5. Never put anything in the mouth of someone having a seizure;

6. Try to ensure the person’s dignity is maintained (they may lose bladder control);

7. Call an ambulance if the person has repeated seizures, if they injure themselves during a seizure, or if this is their first seizure;

8. If the person is known to have epilepsy, start timing the seizure. If the seizure lasts two minutes longer than normal (or five minutes if you do not know how long the seizure usually lasts), call an ambulance;

9. Once the seizure is over, do not attempt to ‘bring round’ the person by any method. If they are unconscious, place them in the recovery position;

10. Once the person is conscious, speak calmly and tell them what happened. The person should not be given food or drink until they have recovered fully.

Step three: managing medicines

Anti-epileptic drugs (AEDs) are the mainstay of treatment for most patients with epilepsy. There are many triggers for seizures (see ‘Possible seizure triggers’) but low levels of AEDs are a common cause. Adherence rates for AEDs are around 30–50%[5]
,[6]
, and non-adherence is associated with a 20% increased risk of seizures and a three-fold increase in mortality rates[6],[7]
.

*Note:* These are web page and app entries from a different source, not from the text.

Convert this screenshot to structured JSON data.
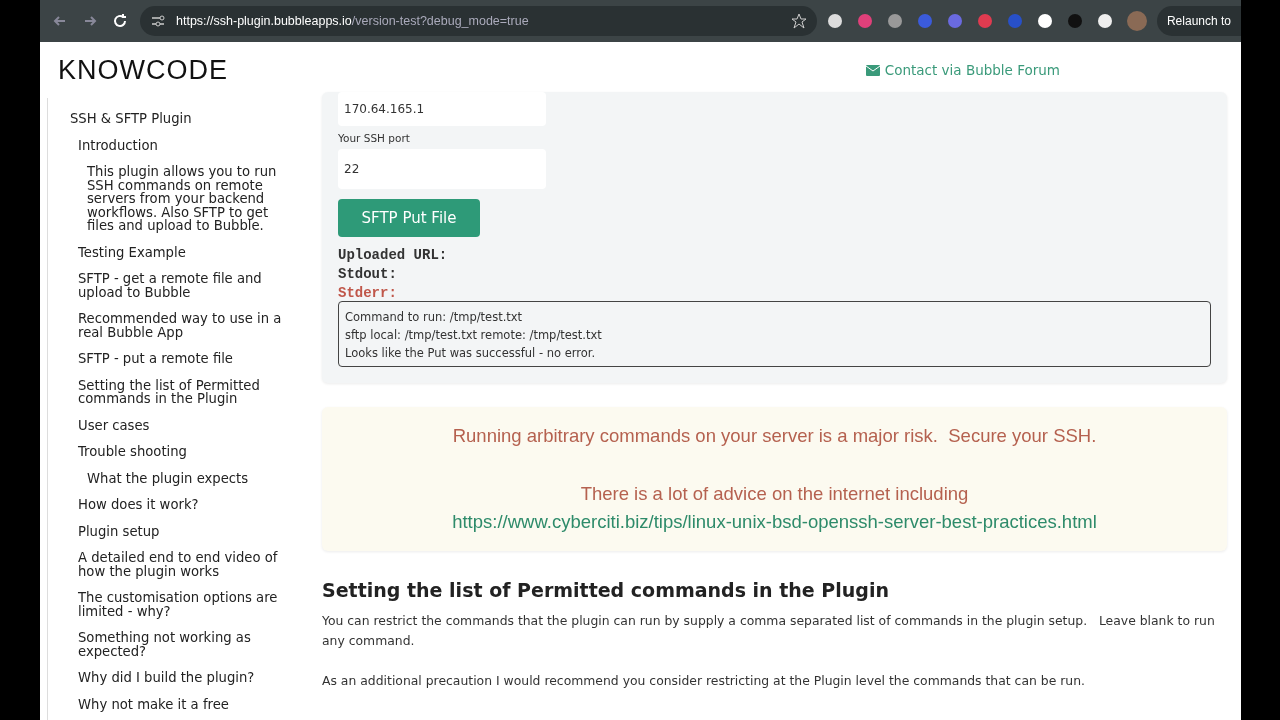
{
  "browser": {
    "url_host": "https://ssh-plugin.bubbleapps.io",
    "url_path": "/version-test?debug_mode=true",
    "relaunch": "Relaunch to"
  },
  "header": {
    "logo": "KNOWCODE",
    "contact": "Contact via Bubble Forum"
  },
  "sidebar": {
    "items": [
      {
        "label": "SSH & SFTP Plugin",
        "children": [
          {
            "label": "Introduction",
            "children": [
              {
                "label": "This plugin allows you to run SSH commands on remote servers from your backend workflows. Also SFTP to get files and upload to Bubble."
              }
            ]
          },
          {
            "label": "Testing Example"
          },
          {
            "label": "SFTP - get a remote file and upload to Bubble"
          },
          {
            "label": "Recommended way to use in a real Bubble App"
          },
          {
            "label": "SFTP - put a remote file"
          },
          {
            "label": "Setting the list of Permitted commands in the Plugin"
          },
          {
            "label": "User cases"
          },
          {
            "label": "Trouble shooting",
            "children": [
              {
                "label": "What the plugin expects"
              }
            ]
          },
          {
            "label": "How does it work?"
          },
          {
            "label": "Plugin setup"
          },
          {
            "label": "A detailed end to end video of how the plugin works"
          },
          {
            "label": "The customisation options are limited - why?"
          },
          {
            "label": "Something not working as expected?"
          },
          {
            "label": "Why did I build the plugin?"
          },
          {
            "label": "Why not make it a free"
          }
        ]
      }
    ]
  },
  "form": {
    "host_value": "170.64.165.1",
    "port_label": "Your SSH port",
    "port_value": "22",
    "button": "SFTP Put File",
    "outputs": [
      {
        "label": "Uploaded URL:",
        "kind": "normal"
      },
      {
        "label": "Stdout:",
        "kind": "normal"
      },
      {
        "label": "Stderr:",
        "kind": "error"
      }
    ],
    "log": [
      "Command to run: /tmp/test.txt",
      "sftp local: /tmp/test.txt remote: /tmp/test.txt",
      "Looks like the Put was successful - no error."
    ]
  },
  "warning": {
    "lines": [
      "Running arbitrary commands on your server is a major risk.  Secure your SSH.",
      "There is a lot of advice on the internet including"
    ],
    "link": "https://www.cyberciti.biz/tips/linux-unix-bsd-openssh-server-best-practices.html"
  },
  "section": {
    "heading": "Setting the list of Permitted commands in the Plugin",
    "paragraphs": [
      "You can restrict the commands that the plugin can run by supply a comma separated list of commands in the plugin setup.   Leave blank to run any command.",
      "As an additional precaution I would recommend you consider restricting at the Plugin level the commands that can be run."
    ]
  }
}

It is important to remember that people with epilepsy can experience memory problems and should be supported with anything that can help with remembering their medicine (e.g. dosette boxes, reminder alarms).

Possible seizure triggers

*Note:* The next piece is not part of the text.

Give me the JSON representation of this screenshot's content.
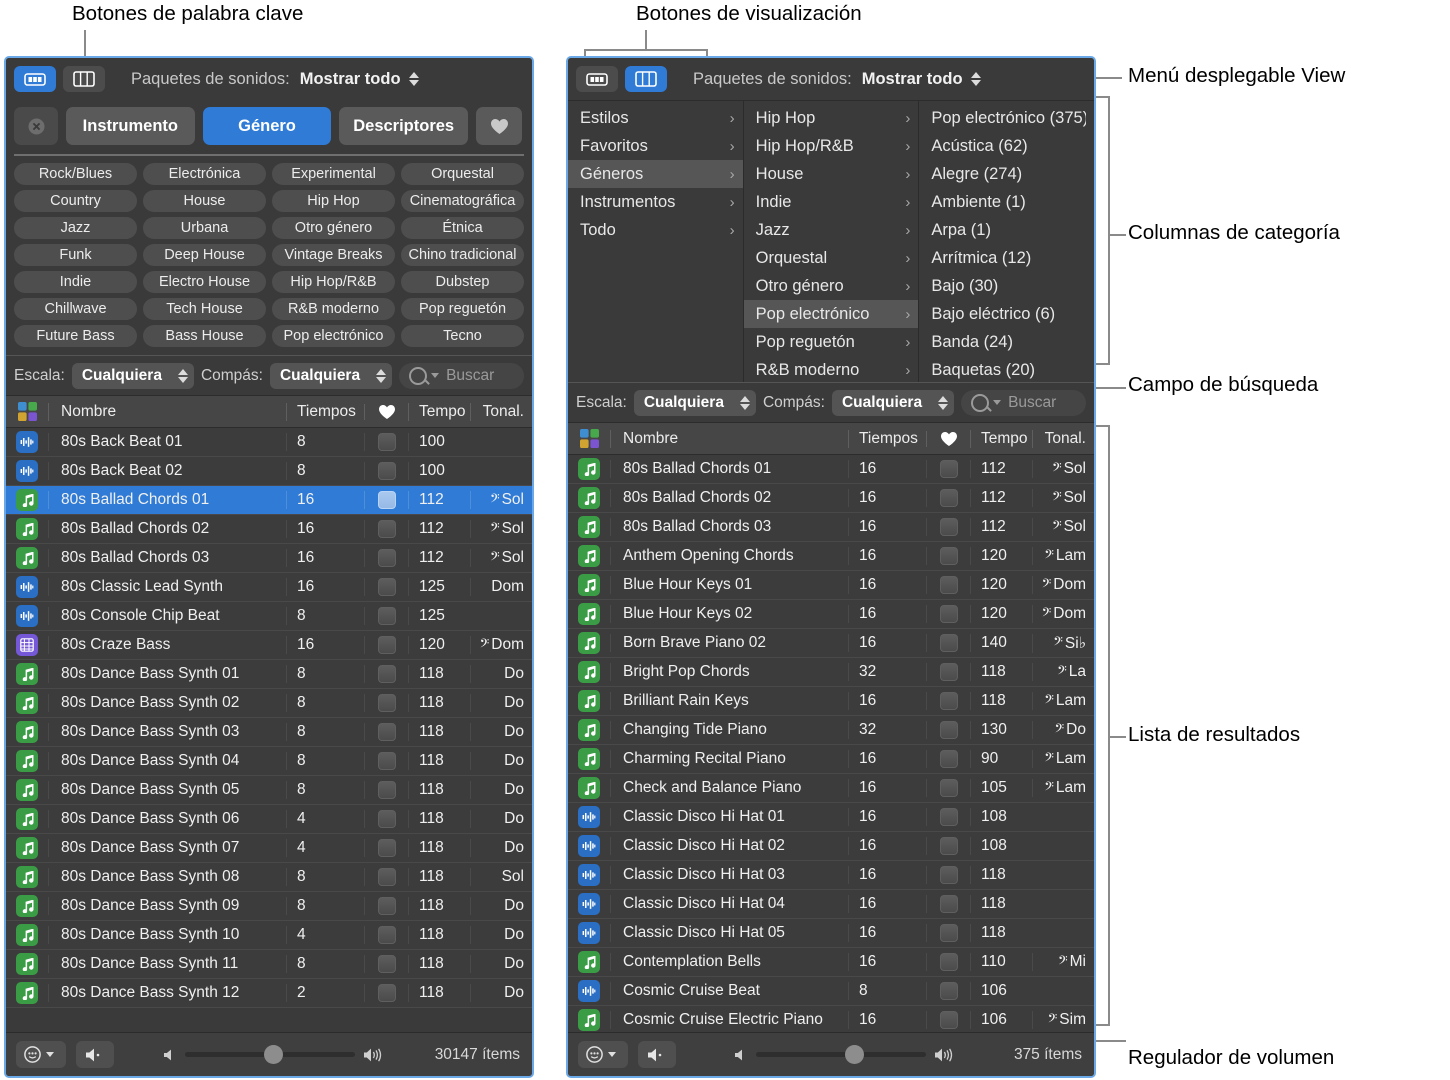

  • Sleep deprivation
  • Reduced or inadequate antiepileptic medication
  • Low blood glucose (less often, high) 
  • Stimulant/other pro-convulsant intoxication
  • Sedative or ethanol withdrawal
  • Hormonal variations
  • Stress
  • Fever or systemic infection
  • Concussion and/or closed head injury

Consistency of supply is a big issue for people with epilepsy. In November 2013, the UK Medicines and Healthcare Products Regulatory Agency issued guidance on when epilepsy medicines should be prescribed by brand due to issues with variability between products from different manufacturers[8]
.

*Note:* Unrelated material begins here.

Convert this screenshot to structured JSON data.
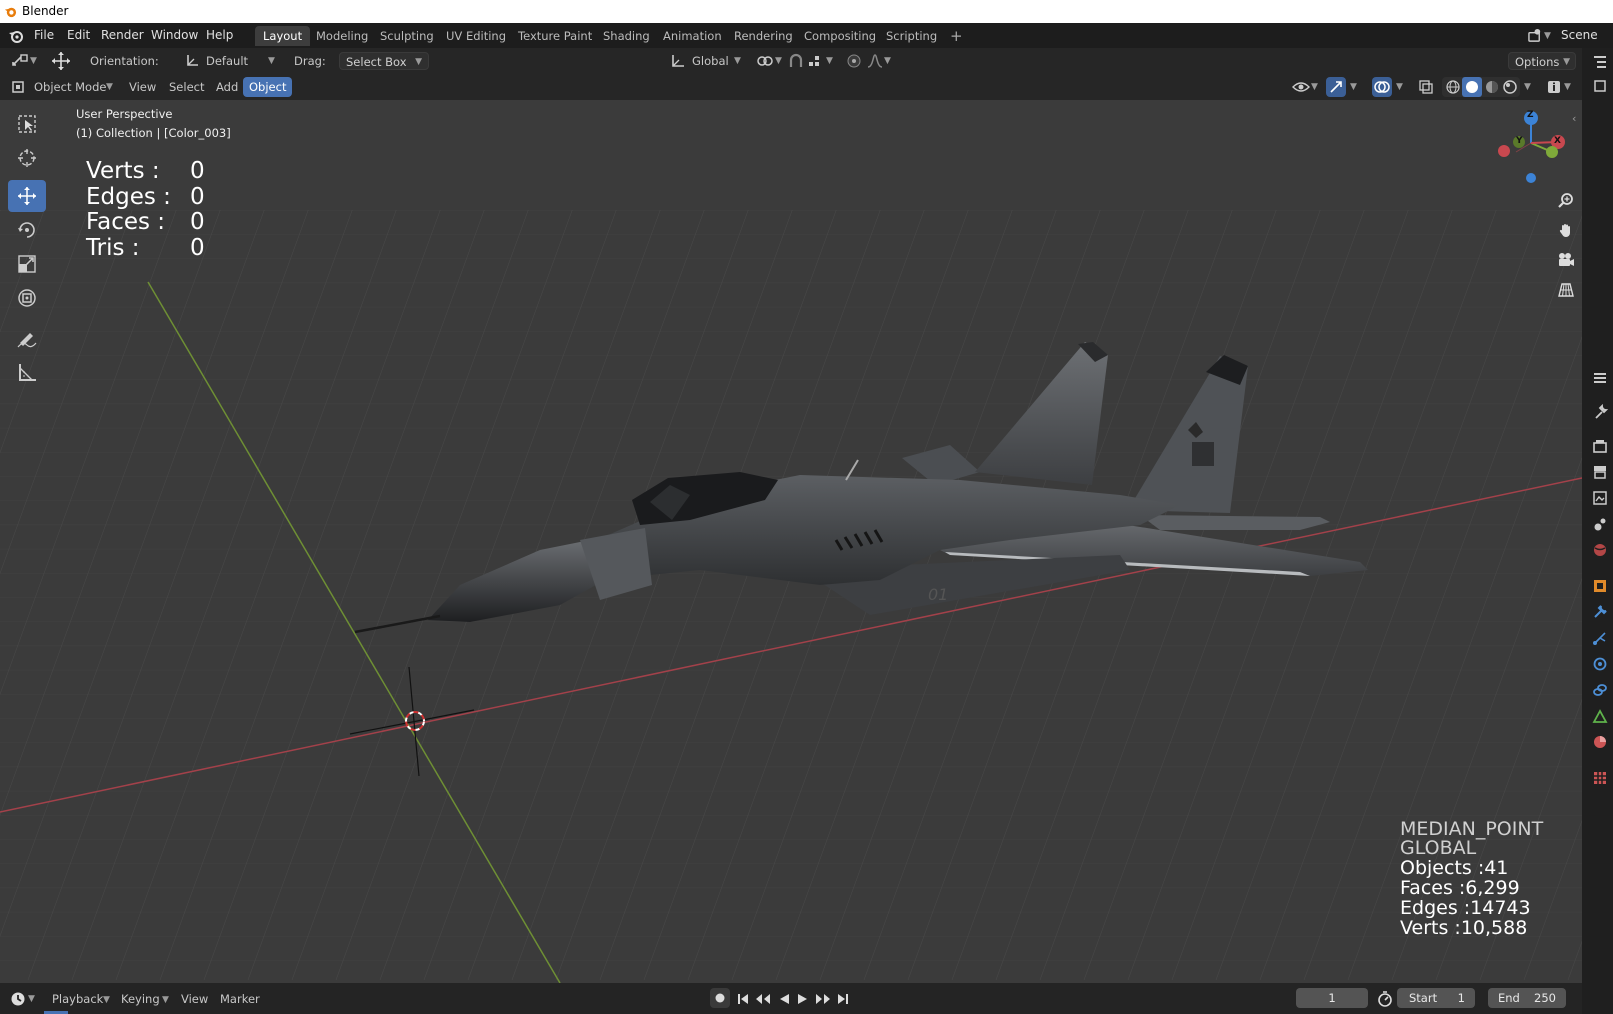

Receiving different forms of their usual AEDs can be confusing or anxiety-inducing for patients. This may affect seizure control and result in non-adherence.

The expiry dates of buccal midazolam products are not long (Epistatus multi-dose bottle has a shelf-life of two years, while the pre-filled syringes have a shelf-life of one year; Buccolam syringes have an 18-month shelf-life). Health professionals should record the expiry dates for these products and remind patients and carers when they are likely to be running out.

Trudy Thomas PhD MRPharmS is director of taught graduate studies at the Medway School of Pharmacy and a locum pharmacist who specialises in epilepsy. She would welcome contact (t.thomas@gre.ac.uk) from other pharmacists who have an interest in epilepsy or other healthcare professionals who are interested in working more closely with pharmacists.

References

[1] World Health Organization. Epilepsy fact sheet (No. 999). Geneva: WHO 2012. 

[2] Hanna NJ, Black M, Sander JWS et al. The National Sentinel Clinical Audit of Epilepsy-Related death. Epilepsy, Death in the Shadows. London: The Stationery Office 2002.

[3] Buck D, Jacoby A, Baker GA et al. Patients’ experience of injury as a result of epilepsy. Epilepsia 1997;38:439–444.

[4] Rosenow F & Krake S. Status Epilepticus. Handbook of Clin Neurol 2012;108(47):813–819.

[5] Faught E. Adherence to antiepilepsy drug therapy. Epilepsy and Behavior 2012;25:297–302.

[6] Manjunath R, Davis KL, Candrilli SD et al, Association of antiepileptic drug nonadherence with risk of seizures in adults with epilepsy. Epilepsy and Behavior 2009;14:372–378. 

[7] Faught E, Duh MS, Weiner JR et al. Non-adherence to antiepileptic drugs and increased mortality: findings from the RANSOM study. Neurology 2008;71:1572–1578.

[8] Medicines and Healthcare products Regulatory Agency. Drug safety update. Antiepileptic drugs. London: MHRA 2013.

Last updated
Citation
The Pharmaceutical Journal, PJ, 4/11 April 2015, Vol 294, No 7856/7;294(7856/7):DOI:10.1211/PJ.2015.20068108